MORGANTOWN - It was roughly 15 minutes after West Virginia's Big East tournament ended before it had a chance to begin late Wednesday night when, in a largely silent locker room, Cam Thoroughman could pretty much guess what his next few days would entail.
It will all center around the mood of Bob Huggins after the Mountaineers laid an egg in a 67-61 loss to Marquette at Madison Square Garden.
"Probably not too good,'' Thoroughman said when asked how he figured his coach would react to the loss. "Maybe we'll have a day or two to rest and then come back in there with not a very happy guy.''
Indeed, the Mountaineers could have made life significantly easier for themselves had they simply played to their potential - or even in the neighborhood of their potential - in the Big East tournament. They did so only in short spurts.
For the most part, though, West Virginia played sloppily with the ball, had more defensive breakdowns than in the previous four games combined and now face the prospect of heading into the NCAA tournament next week not on a high, but once again fighting to figure out what went wrong.
Yes, with this team it only takes one game like that to skew the perception.
That's because this is a group that has no real stars or outstanding playmakers, so if they aren't executing and getting every ounce of effort they can look completely overmatched.
When the Mountaineers go through a run of five games like they did at the end of the regular season, beating Notre Dame, Connecticut and Louisville along the way, it illustrates what can be accomplished even without superior talent. Everyone looks at this team and thinks, wow, look at what teamwork and effort can accomplish.
But then when the same group isn't on its game, the chorus is, wow, these guys just aren't that good.
The truth, of course, probably rests somewhere in between, but the bottom line is still the same: Some nights WVU can be very good and others very average.
How does that bode for WVU in the NCAA tournament that, for all practical purposes, begins Sunday night when the brackets are announced and work begins?
Well, that's no easier to predict than was the outcome of West Virginia's trip to the Big East tournament. This is a team that could have won it all or won nothing.
This week it was nothing. Next week, who knows?
The bracket predictions for West Virginia changed only slightly with Wednesday night's loss, but even slight changes in a complex bracket can carry great significance.
And this slight change comes with a delicious twist.

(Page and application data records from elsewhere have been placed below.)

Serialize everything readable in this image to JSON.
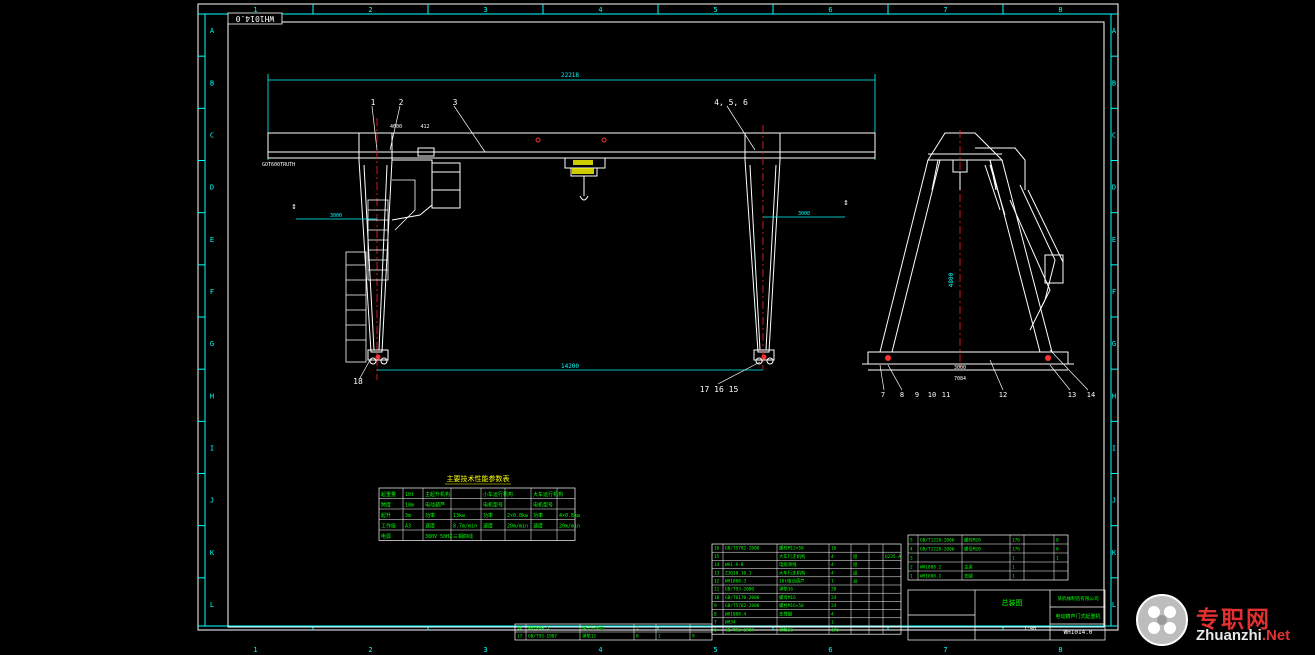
{
  "drawing": {
    "number_box": "WH1014.0",
    "column_labels": [
      "1",
      "2",
      "3",
      "4",
      "5",
      "6",
      "7",
      "8"
    ],
    "row_labels": [
      "A",
      "B",
      "C",
      "D",
      "E",
      "F",
      "G",
      "H",
      "I",
      "J",
      "K",
      "L"
    ],
    "front_view": {
      "span_dim": "22218",
      "rail_dim": "14200",
      "left_overhang": "3000",
      "right_overhang": "3000",
      "hook_level": "GOT600TRUTH",
      "detail_dim_a": "4600",
      "detail_dim_b": "412",
      "callouts_top": [
        "1",
        "2",
        "3",
        "4, 5, 6"
      ],
      "callouts_bottom_left": "18",
      "callouts_bottom_right": "17  16  15"
    },
    "side_view": {
      "height_dim": "4800",
      "base_dim_a": "3000",
      "base_dim_b": "7084",
      "callouts": [
        "7",
        "8",
        "9",
        "10",
        "11",
        "12",
        "13",
        "14"
      ]
    },
    "spec_table": {
      "title": "主要技术性能参数表",
      "rows": [
        [
          "起重量",
          "10t",
          "主起升机构",
          "",
          "小车运行机构",
          "",
          "大车运行机构",
          ""
        ],
        [
          "跨度",
          "18m",
          "电动葫芦",
          "",
          "电机型号",
          "",
          "电机型号",
          ""
        ],
        [
          "起升",
          "3m",
          "功率",
          "13kw",
          "功率",
          "2×0.8kw",
          "功率",
          "4×0.8kw"
        ],
        [
          "工作级",
          "A3",
          "速度",
          "8.7m/min",
          "速度",
          "20m/min",
          "速度",
          "20m/min"
        ],
        [
          "电源",
          "",
          "380V 50HZ",
          "三相四线",
          "",
          "",
          "",
          ""
        ]
      ]
    },
    "parts_list_left": [
      [
        "16",
        "GB/T5782-2000",
        "螺栓M12×50",
        "16",
        "",
        "",
        ""
      ],
      [
        "15",
        "",
        "大车行走机构",
        "4",
        "组",
        "",
        "Q235-A"
      ],
      [
        "14",
        "WH1-A-8",
        "电缆滑线",
        "4",
        "组",
        "",
        ""
      ],
      [
        "13",
        "ZJQ10.10.1",
        "大车行走机构",
        "4",
        "组",
        "",
        ""
      ],
      [
        "12",
        "WH1008.3",
        "10t电动葫芦",
        "1",
        "台",
        "",
        ""
      ],
      [
        "11",
        "GB/T93-2000",
        "弹垫16",
        "28",
        "",
        "",
        ""
      ],
      [
        "10",
        "GB/T6170-2000",
        "螺母M16",
        "24",
        "",
        "",
        ""
      ],
      [
        "9",
        "GB/T5782-2000",
        "螺栓M16×50",
        "24",
        "",
        "",
        ""
      ],
      [
        "8",
        "WH1008.4",
        "支撑腿",
        "4",
        "",
        "",
        ""
      ],
      [
        "7",
        "WH34",
        "",
        "1",
        "",
        "",
        ""
      ],
      [
        "6",
        "GB/T93-1987",
        "弹垫20",
        "176",
        "",
        "",
        ""
      ]
    ],
    "parts_list_bottom": [
      [
        "18",
        "WH1008.5",
        "梯子与平台",
        "1",
        "",
        ""
      ],
      [
        "17",
        "GB/T93-1987",
        "弹垫12",
        "8",
        "1",
        "9"
      ]
    ],
    "parts_list_right": [
      [
        "5",
        "GB/T1228-2006",
        "螺栓M20",
        "176",
        "",
        "0"
      ],
      [
        "4",
        "GB/T1228-2006",
        "螺母M20",
        "176",
        "",
        "0"
      ],
      [
        "3",
        "",
        "",
        "1",
        "",
        "1"
      ],
      [
        "2",
        "WH1008.2",
        "主梁",
        "1",
        "",
        ""
      ],
      [
        "1",
        "WH1008.1",
        "支腿",
        "1",
        "",
        ""
      ]
    ],
    "title_block": {
      "company": "某机械制造有限公司",
      "drawing_name": "电动葫芦门式起重机",
      "drawing_no": "WH1014.0",
      "scale": "1:40",
      "label_a": "总装图"
    }
  },
  "watermark": {
    "text": "专职网",
    "url_prefix": "Zhuanzhi",
    "url_suffix": ".Net"
  },
  "colors": {
    "frame": "#ffffff",
    "zone_grid": "#00ffff",
    "geometry": "#ffffff",
    "dimension": "#00ffff",
    "centerline": "#ff2020",
    "green": "#00ff00",
    "yellow": "#ffff00"
  }
}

Both Joe Lunardi of ESPN and Jerry Palm, writing for cbssportsline.com, dropped the Mountaineers from a fifth seed to a sixth seed in their Thursday bracket projections. Both still had West Virginia playing at a first-round site on this side of the country, one in Tampa, Fla., and the other in Charlotte, N.C.